So in the spirit of this post, here is what I have done today:

-Made sure the boys were dressed & groomed before they ate breakfast & watched Mythbusters. It wasn't anything magical, but one less thing to worry about once school time grew closer.
-Got His Highness to kindergarten. On time, no less, and with his teacher gifts. So now said gifts are off my counter--even better.
-Emailed preschool teacher to apologize for flaking out on the conference. Requested a reschedule.
-Did the Wegmans run with Captain America and Tiny E. Decided to let both keep napping in their carseats upon returning home, thereby creating a little breathing space until His Highness got out of school. They slept, I got a little blogging in on my phone; it works. (Smart thinking, Skerrib)
-Fed everyone two of the day's three meals.
-Kept everyone wiped-down and freshly diapered where applicable.
-Made a chocolate glaze for the Bundt cake we're bringing to our church small group tonight. The cake looked a little, um, rough, but tastes awesome.  And now with the glaze it looks mostly passable.  Plus I like saying "Bundt cake."
-Kept everyone inside on a beautiful day. A sad choice, but sometimes some of us forget certain social graces or how to tell Mom where we're going before we go. So instead we play in our room and talk with our friends through the window screens.  Or so I've heard.  

And here is what I will do in the hours to come:

-Grab a change of clothes for the Cat Daddy so he doesn't have to wear his uniform all evening at our small group cookout.
-Buckle the children into the car and meet the Cat Daddy at the cookout.
-Eat, drink, and connect with folks.
-Eat dessert.
-Try to leave at a reasonable hour, so we can get the kids to bed at a reasonable hour, so I can get myself to bed at a reasonable hour, because tomorrow is a jogging morning and while I HATE getting out of bed, I LOVE being up early once I'm awake. And we all know how I feel about jogging.  And in case I haven't mentioned it before, Friday is my favorite day of the week, so there's a lot to look forward to about Friday mornings.

It seems like I'm seeing a whole lot of posts lately about parents (moms in particular) being gentle with themselves, remembering that it's a hard job, refusing to join the compare and compete game, and just being kinder to everyone in general.  I'm not sure if it's the next trend, or just a "thing" or what...but I will go on record as saying I'm a firm believer in kindness and letting people be who they are, strengths and weaknesses included.

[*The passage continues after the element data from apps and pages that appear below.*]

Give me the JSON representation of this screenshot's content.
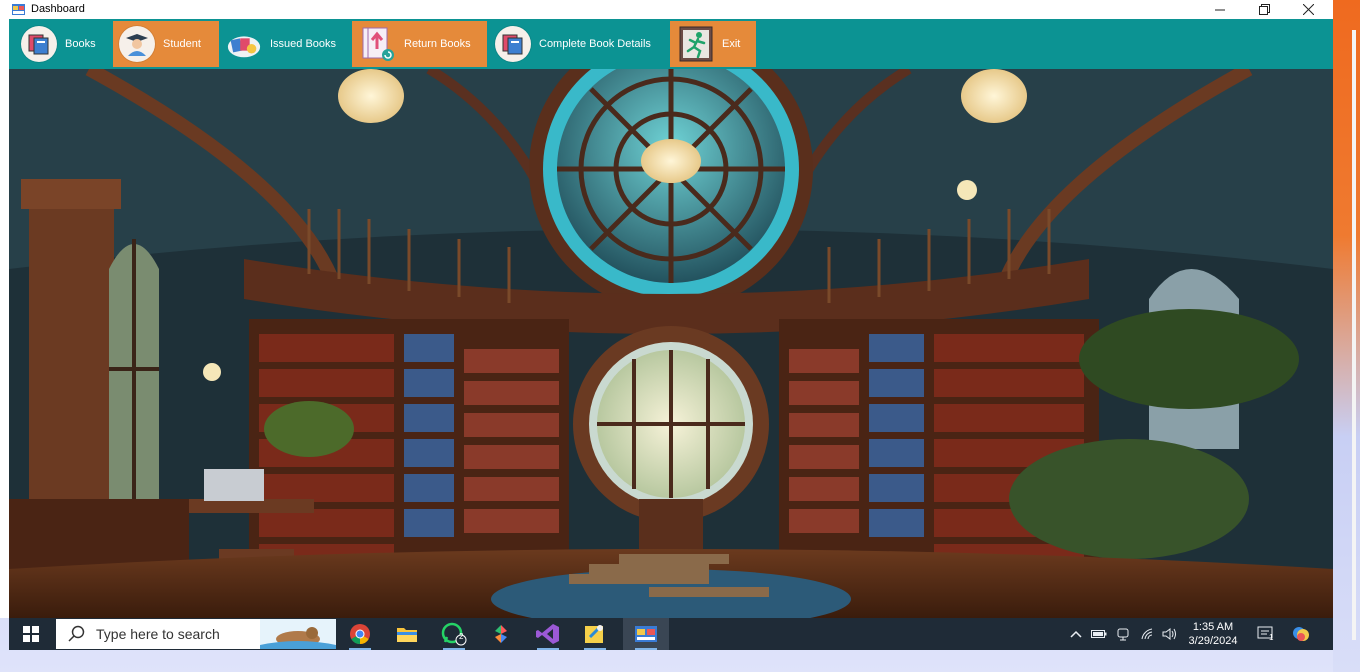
{
  "window": {
    "title": "Dashboard",
    "controls": {
      "minimize": "minimize",
      "restore": "restore",
      "close": "close"
    }
  },
  "toolbar": {
    "items": [
      {
        "label": "Books",
        "icon": "books-icon",
        "active": false
      },
      {
        "label": "Student",
        "icon": "student-icon",
        "active": true
      },
      {
        "label": "Issued Books",
        "icon": "issued-books-icon",
        "active": false
      },
      {
        "label": "Return Books",
        "icon": "return-books-icon",
        "active": true
      },
      {
        "label": "Complete Book Details",
        "icon": "book-details-icon",
        "active": false
      },
      {
        "label": "Exit",
        "icon": "exit-icon",
        "active": true
      }
    ],
    "color": "#0c9393",
    "active_color": "#e58a3a"
  },
  "taskbar": {
    "search_placeholder": "Type here to search",
    "apps": [
      {
        "name": "chrome",
        "badge": ""
      },
      {
        "name": "file-explorer",
        "badge": ""
      },
      {
        "name": "whatsapp",
        "badge": "2"
      },
      {
        "name": "pinwheel-app",
        "badge": ""
      },
      {
        "name": "visual-studio",
        "badge": ""
      },
      {
        "name": "sticky-app",
        "badge": ""
      },
      {
        "name": "dashboard-app",
        "badge": ""
      }
    ],
    "clock": {
      "time": "1:35 AM",
      "date": "3/29/2024"
    },
    "notification_badge": "1"
  }
}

There is probably another blog post buried in the above ideas, but I really do need to go gather my children.  I have a feeling Tiny E has found her way to the top of the bunk beds again.

Carry on, friends. Carry on...